• [Records shown]
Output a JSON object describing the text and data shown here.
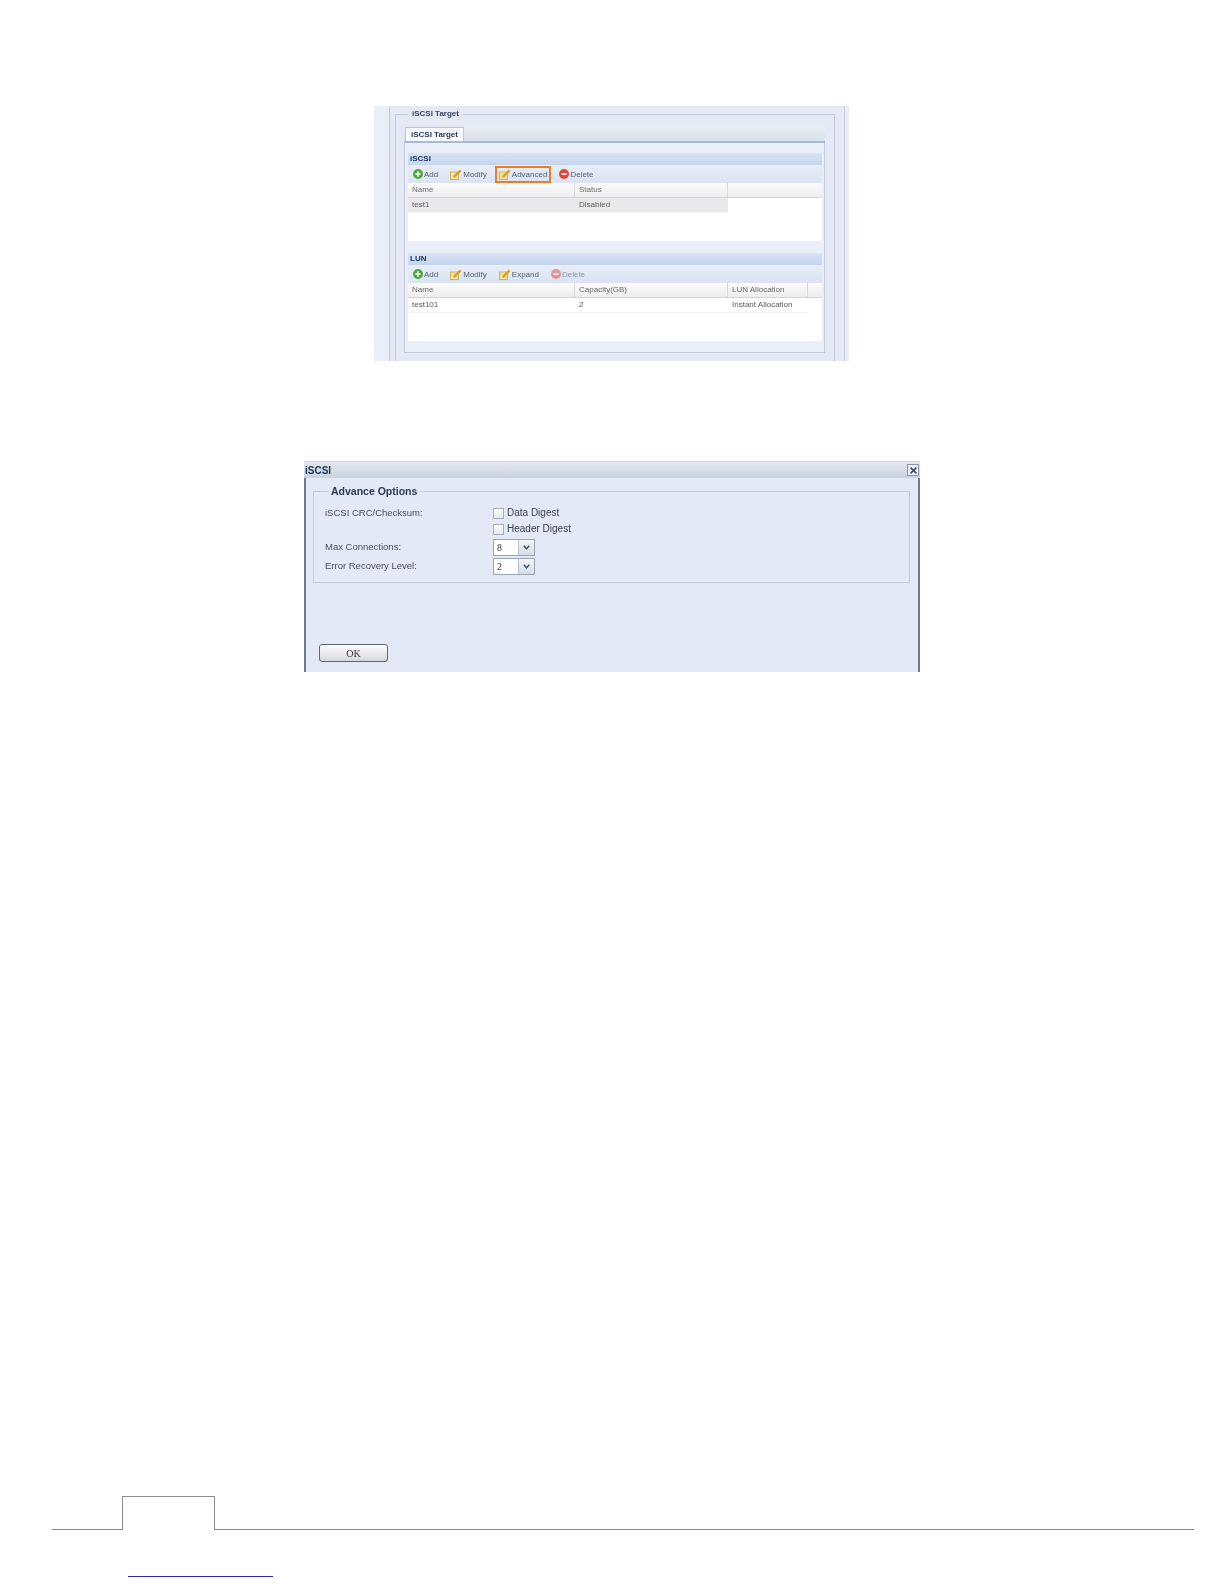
{
  "screenshot": {
    "group_title": "iSCSI Target",
    "tabs": [
      {
        "label": "iSCSI Target",
        "selected": true
      }
    ],
    "sections": [
      {
        "title": "iSCSI",
        "toolbar": [
          {
            "kind": "add",
            "label": "Add",
            "disabled": false,
            "highlighted": false
          },
          {
            "kind": "edit",
            "label": "Modify",
            "disabled": false,
            "highlighted": false
          },
          {
            "kind": "edit",
            "label": "Advanced",
            "disabled": false,
            "highlighted": true
          },
          {
            "kind": "delete",
            "label": "Delete",
            "disabled": false,
            "highlighted": false
          }
        ],
        "table": {
          "columns": [
            "Name",
            "Status"
          ],
          "rows": [
            {
              "cells": [
                "test1",
                "Disabled"
              ],
              "selected": true
            }
          ]
        }
      },
      {
        "title": "LUN",
        "toolbar": [
          {
            "kind": "add",
            "label": "Add",
            "disabled": false,
            "highlighted": false
          },
          {
            "kind": "edit",
            "label": "Modify",
            "disabled": false,
            "highlighted": false
          },
          {
            "kind": "edit",
            "label": "Expand",
            "disabled": false,
            "highlighted": false
          },
          {
            "kind": "delete",
            "label": "Delete",
            "disabled": true,
            "highlighted": false
          }
        ],
        "table": {
          "columns": [
            "Name",
            "Capacity(GB)",
            "LUN Allocation"
          ],
          "rows": [
            {
              "cells": [
                "test101",
                "2",
                "Instant Allocation"
              ],
              "selected": false
            }
          ]
        }
      }
    ]
  },
  "dialog": {
    "title": "iSCSI",
    "group_title": "Advance Options",
    "fields": [
      {
        "kind": "checkboxes",
        "label": "iSCSI CRC/Checksum:",
        "options": [
          {
            "label": "Data Digest",
            "checked": false
          },
          {
            "label": "Header Digest",
            "checked": false
          }
        ]
      },
      {
        "kind": "select",
        "label": "Max Connections:",
        "value": "8"
      },
      {
        "kind": "select",
        "label": "Error Recovery Level:",
        "value": "2"
      }
    ],
    "buttons": [
      "OK"
    ]
  }
}
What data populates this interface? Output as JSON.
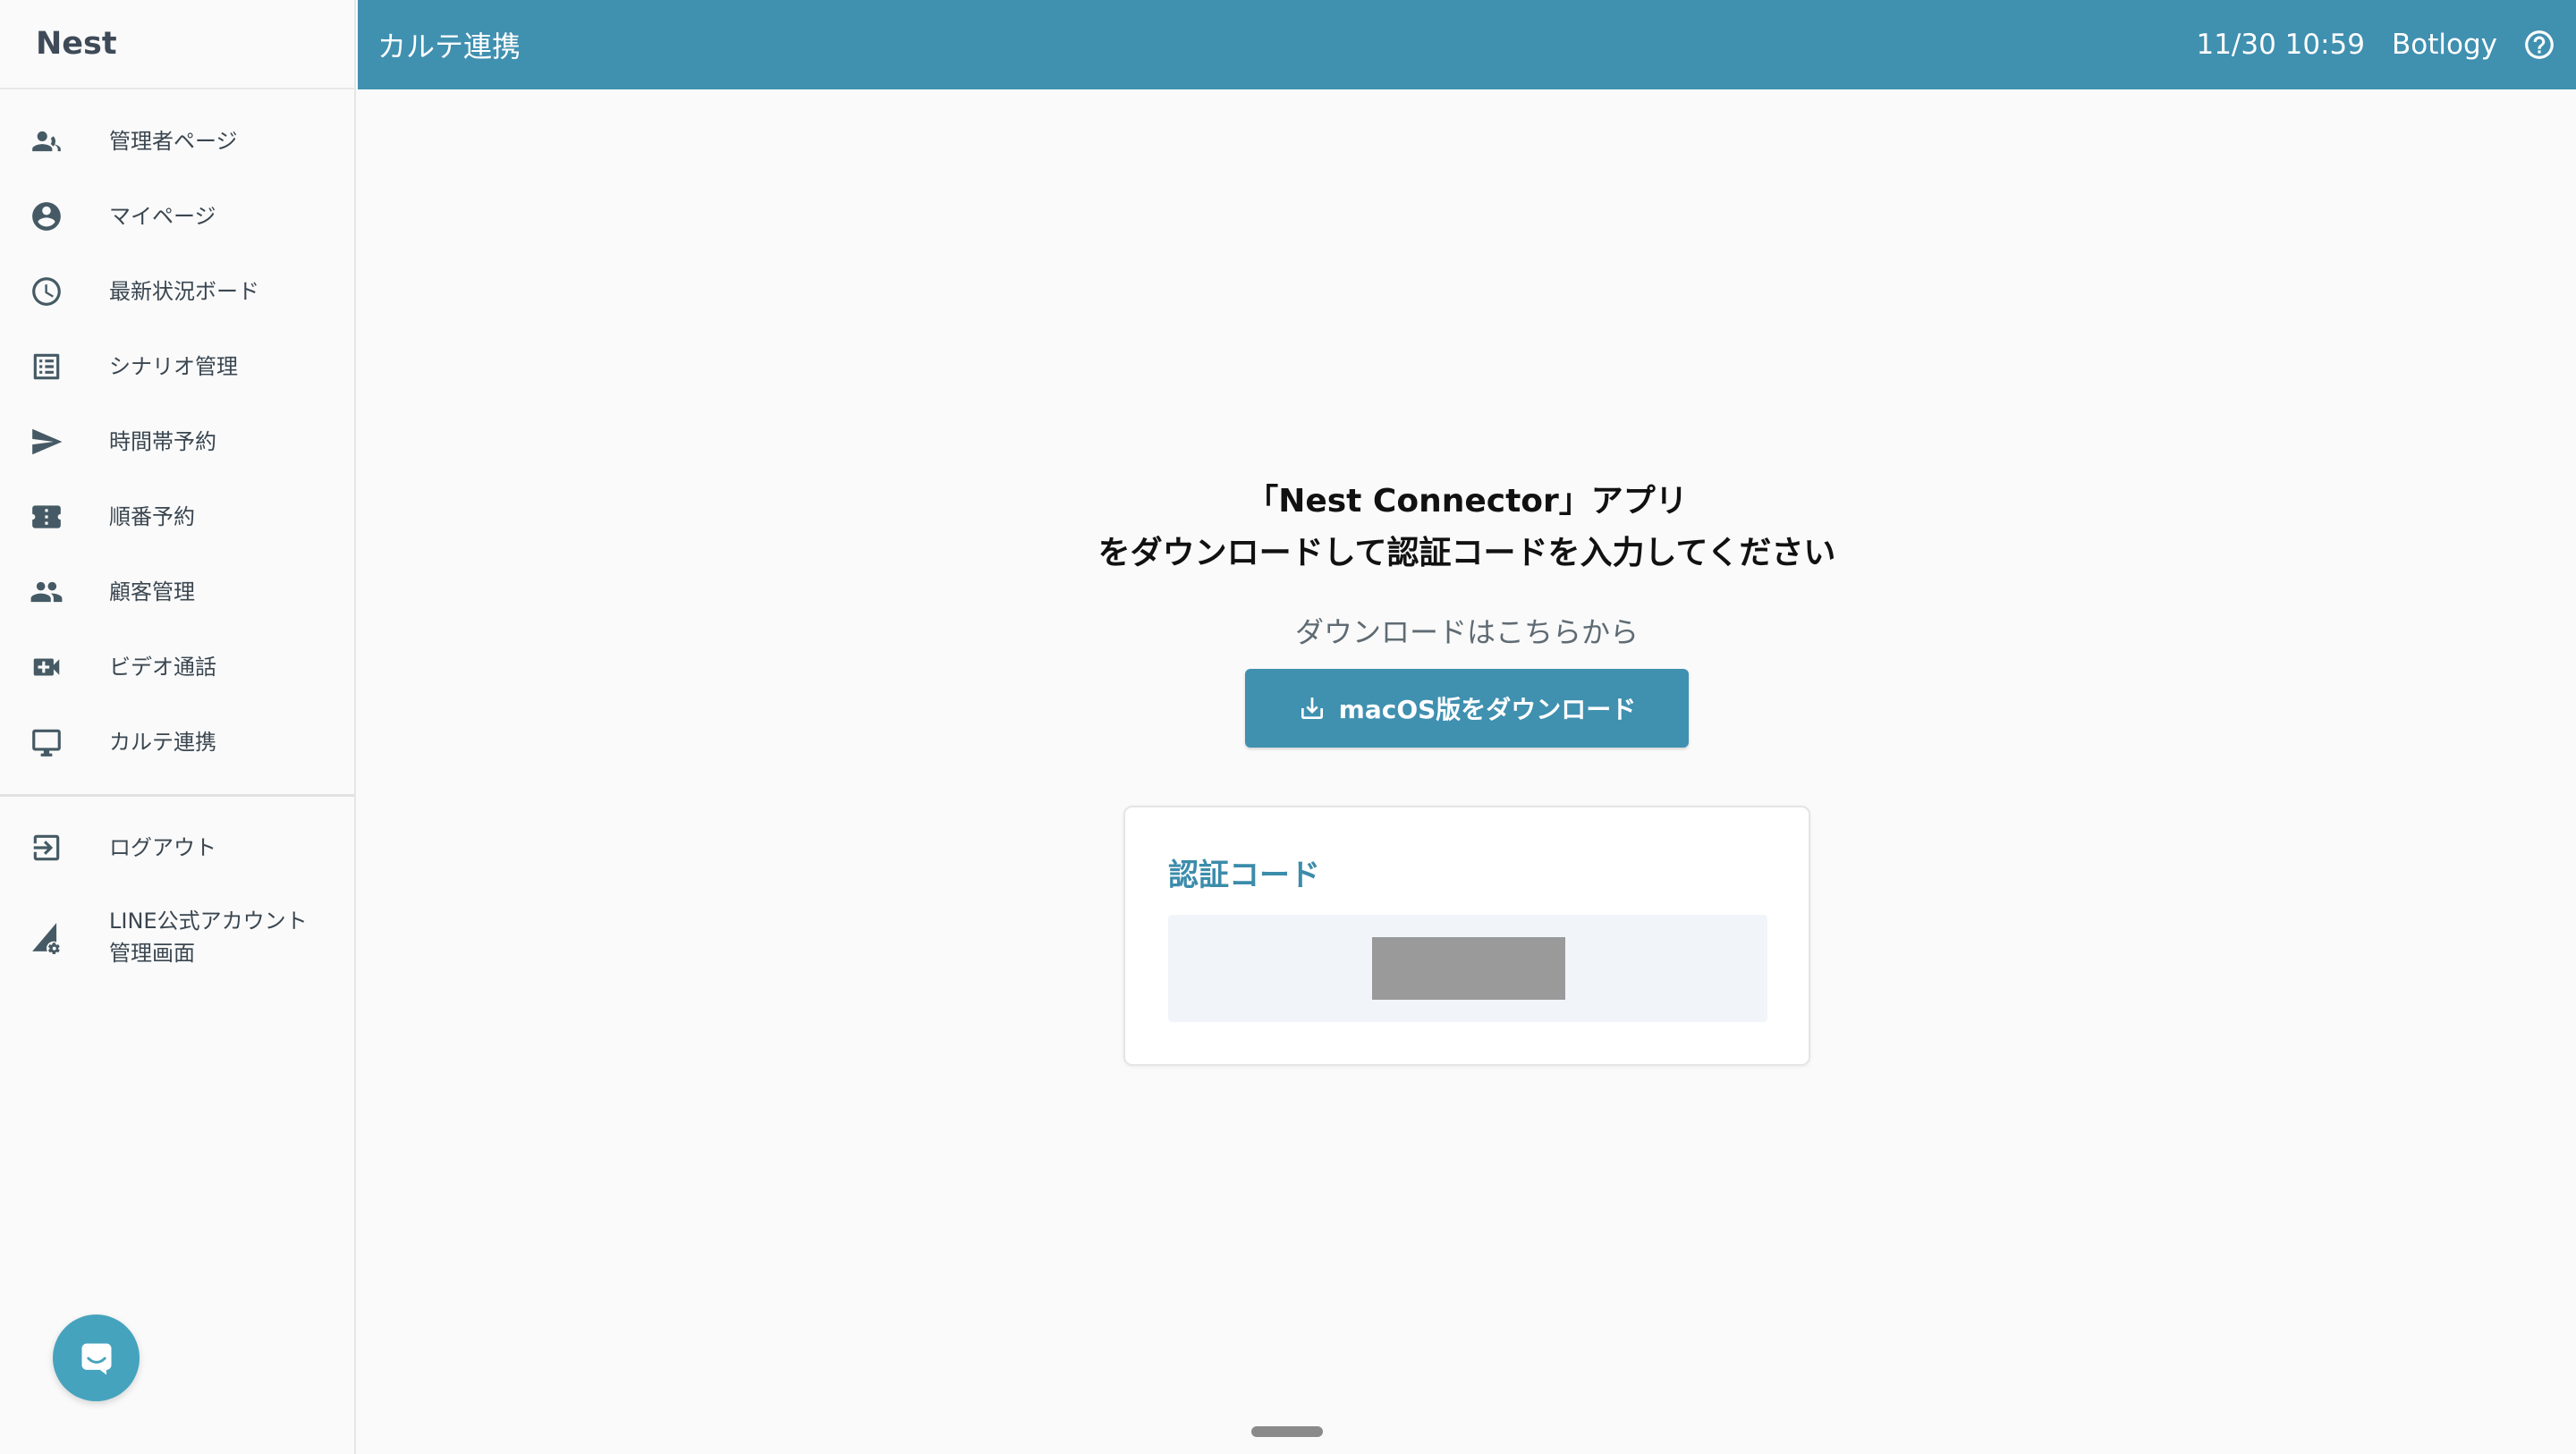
{
  "app": {
    "brand": "Nest"
  },
  "sidebar": {
    "items": [
      {
        "label": "管理者ページ",
        "icon": "admin-group-icon"
      },
      {
        "label": "マイページ",
        "icon": "account-circle-icon"
      },
      {
        "label": "最新状況ボード",
        "icon": "clock-icon"
      },
      {
        "label": "シナリオ管理",
        "icon": "list-icon"
      },
      {
        "label": "時間帯予約",
        "icon": "send-icon"
      },
      {
        "label": "順番予約",
        "icon": "ticket-icon"
      },
      {
        "label": "顧客管理",
        "icon": "people-icon"
      },
      {
        "label": "ビデオ通話",
        "icon": "videocam-icon"
      },
      {
        "label": "カルテ連携",
        "icon": "monitor-icon"
      }
    ],
    "footer_items": [
      {
        "label": "ログアウト",
        "icon": "logout-icon"
      },
      {
        "label_line1": "LINE公式アカウント",
        "label_line2": "管理画面",
        "icon": "signal-settings-icon"
      }
    ]
  },
  "header": {
    "title": "カルテ連携",
    "datetime": "11/30 10:59",
    "user": "Botlogy"
  },
  "main": {
    "heading_line1": "「Nest Connector」アプリ",
    "heading_line2": "をダウンロードして認証コードを入力してください",
    "download_prompt": "ダウンロードはこちらから",
    "download_button": "macOS版をダウンロード",
    "auth_card": {
      "title": "認証コード"
    }
  },
  "colors": {
    "primary": "#4090b0",
    "sidebar_bg": "#fafafa",
    "chat_bubble": "#45a3be"
  }
}
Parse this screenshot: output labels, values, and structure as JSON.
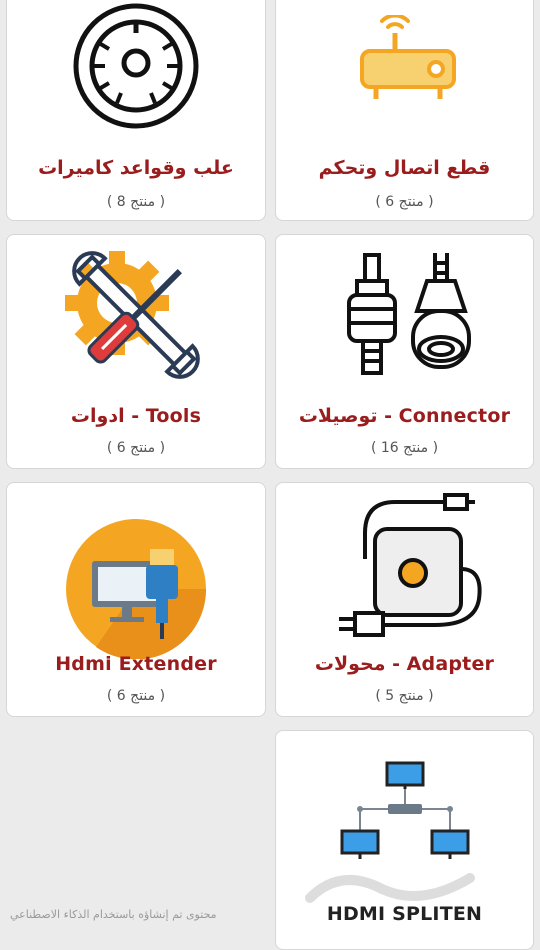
{
  "cards": [
    {
      "title": "علب وقواعد كاميرات",
      "count": "( 8 منتج )",
      "icon": "camera-dome-icon"
    },
    {
      "title": "قطع اتصال وتحكم",
      "count": "( 6 منتج )",
      "icon": "router-icon"
    },
    {
      "title": "ادوات - Tools",
      "count": "( 6 منتج )",
      "icon": "tools-icon"
    },
    {
      "title": "توصيلات - Connector",
      "count": "( 16 منتج )",
      "icon": "connector-icon"
    },
    {
      "title": "Hdmi Extender",
      "count": "( 6 منتج )",
      "icon": "hdmi-extender-icon"
    },
    {
      "title": "محولات - Adapter",
      "count": "( 5 منتج )",
      "icon": "adapter-icon"
    },
    {
      "title": "HDMI SPLITEN",
      "count": "",
      "icon": "network-splitter-icon"
    }
  ],
  "footer": {
    "ai_note": "محتوى تم إنشاؤه باستخدام الذكاء الاصطناعي"
  },
  "colors": {
    "title": "#9b1c1c",
    "background": "#ebebeb",
    "accent_orange": "#f4a623",
    "accent_yellow": "#f7d070"
  }
}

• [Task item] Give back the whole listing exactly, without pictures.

• [Answer section]
Output a JSON object describing the text and data shown here.
{
  "screenshot": {
    "group_title": "iSCSI Target",
    "tabs": [
      {
        "label": "iSCSI Target",
        "selected": true
      }
    ],
    "sections": [
      {
        "title": "iSCSI",
        "toolbar": [
          {
            "kind": "add",
            "label": "Add",
            "disabled": false,
            "highlighted": false
          },
          {
            "kind": "edit",
            "label": "Modify",
            "disabled": false,
            "highlighted": false
          },
          {
            "kind": "edit",
            "label": "Advanced",
            "disabled": false,
            "highlighted": true
          },
          {
            "kind": "delete",
            "label": "Delete",
            "disabled": false,
            "highlighted": false
          }
        ],
        "table": {
          "columns": [
            "Name",
            "Status"
          ],
          "rows": [
            {
              "cells": [
                "test1",
                "Disabled"
              ],
              "selected": true
            }
          ]
        }
      },
      {
        "title": "LUN",
        "toolbar": [
          {
            "kind": "add",
            "label": "Add",
            "disabled": false,
            "highlighted": false
          },
          {
            "kind": "edit",
            "label": "Modify",
            "disabled": false,
            "highlighted": false
          },
          {
            "kind": "edit",
            "label": "Expand",
            "disabled": false,
            "highlighted": false
          },
          {
            "kind": "delete",
            "label": "Delete",
            "disabled": true,
            "highlighted": false
          }
        ],
        "table": {
          "columns": [
            "Name",
            "Capacity(GB)",
            "LUN Allocation"
          ],
          "rows": [
            {
              "cells": [
                "test101",
                "2",
                "Instant Allocation"
              ],
              "selected": false
            }
          ]
        }
      }
    ]
  },
  "dialog": {
    "title": "iSCSI",
    "group_title": "Advance Options",
    "fields": [
      {
        "kind": "checkboxes",
        "label": "iSCSI CRC/Checksum:",
        "options": [
          {
            "label": "Data Digest",
            "checked": false
          },
          {
            "label": "Header Digest",
            "checked": false
          }
        ]
      },
      {
        "kind": "select",
        "label": "Max Connections:",
        "value": "8"
      },
      {
        "kind": "select",
        "label": "Error Recovery Level:",
        "value": "2"
      }
    ],
    "buttons": [
      "OK"
    ]
  }
}
What data populates this interface? Output as JSON.
{
  "app": {
    "brand": "Nest"
  },
  "sidebar": {
    "items": [
      {
        "label": "管理者ページ",
        "icon": "admin-group-icon"
      },
      {
        "label": "マイページ",
        "icon": "account-circle-icon"
      },
      {
        "label": "最新状況ボード",
        "icon": "clock-icon"
      },
      {
        "label": "シナリオ管理",
        "icon": "list-icon"
      },
      {
        "label": "時間帯予約",
        "icon": "send-icon"
      },
      {
        "label": "順番予約",
        "icon": "ticket-icon"
      },
      {
        "label": "顧客管理",
        "icon": "people-icon"
      },
      {
        "label": "ビデオ通話",
        "icon": "videocam-icon"
      },
      {
        "label": "カルテ連携",
        "icon": "monitor-icon"
      }
    ],
    "footer_items": [
      {
        "label": "ログアウト",
        "icon": "logout-icon"
      },
      {
        "label_line1": "LINE公式アカウント",
        "label_line2": "管理画面",
        "icon": "signal-settings-icon"
      }
    ]
  },
  "header": {
    "title": "カルテ連携",
    "datetime": "11/30 10:59",
    "user": "Botlogy"
  },
  "main": {
    "heading_line1": "「Nest Connector」アプリ",
    "heading_line2": "をダウンロードして認証コードを入力してください",
    "download_prompt": "ダウンロードはこちらから",
    "download_button": "macOS版をダウンロード",
    "auth_card": {
      "title": "認証コード"
    }
  },
  "colors": {
    "primary": "#4090b0",
    "sidebar_bg": "#fafafa",
    "chat_bubble": "#45a3be"
  }
}
Parse this screenshot: output labels, values, and structure as JSON.
{
  "cards": [
    {
      "title": "علب وقواعد كاميرات",
      "count": "( 8 منتج )",
      "icon": "camera-dome-icon"
    },
    {
      "title": "قطع اتصال وتحكم",
      "count": "( 6 منتج )",
      "icon": "router-icon"
    },
    {
      "title": "ادوات - Tools",
      "count": "( 6 منتج )",
      "icon": "tools-icon"
    },
    {
      "title": "توصيلات - Connector",
      "count": "( 16 منتج )",
      "icon": "connector-icon"
    },
    {
      "title": "Hdmi Extender",
      "count": "( 6 منتج )",
      "icon": "hdmi-extender-icon"
    },
    {
      "title": "محولات - Adapter",
      "count": "( 5 منتج )",
      "icon": "adapter-icon"
    },
    {
      "title": "HDMI SPLITEN",
      "count": "",
      "icon": "network-splitter-icon"
    }
  ],
  "footer": {
    "ai_note": "محتوى تم إنشاؤه باستخدام الذكاء الاصطناعي"
  },
  "colors": {
    "title": "#9b1c1c",
    "background": "#ebebeb",
    "accent_orange": "#f4a623",
    "accent_yellow": "#f7d070"
  }
}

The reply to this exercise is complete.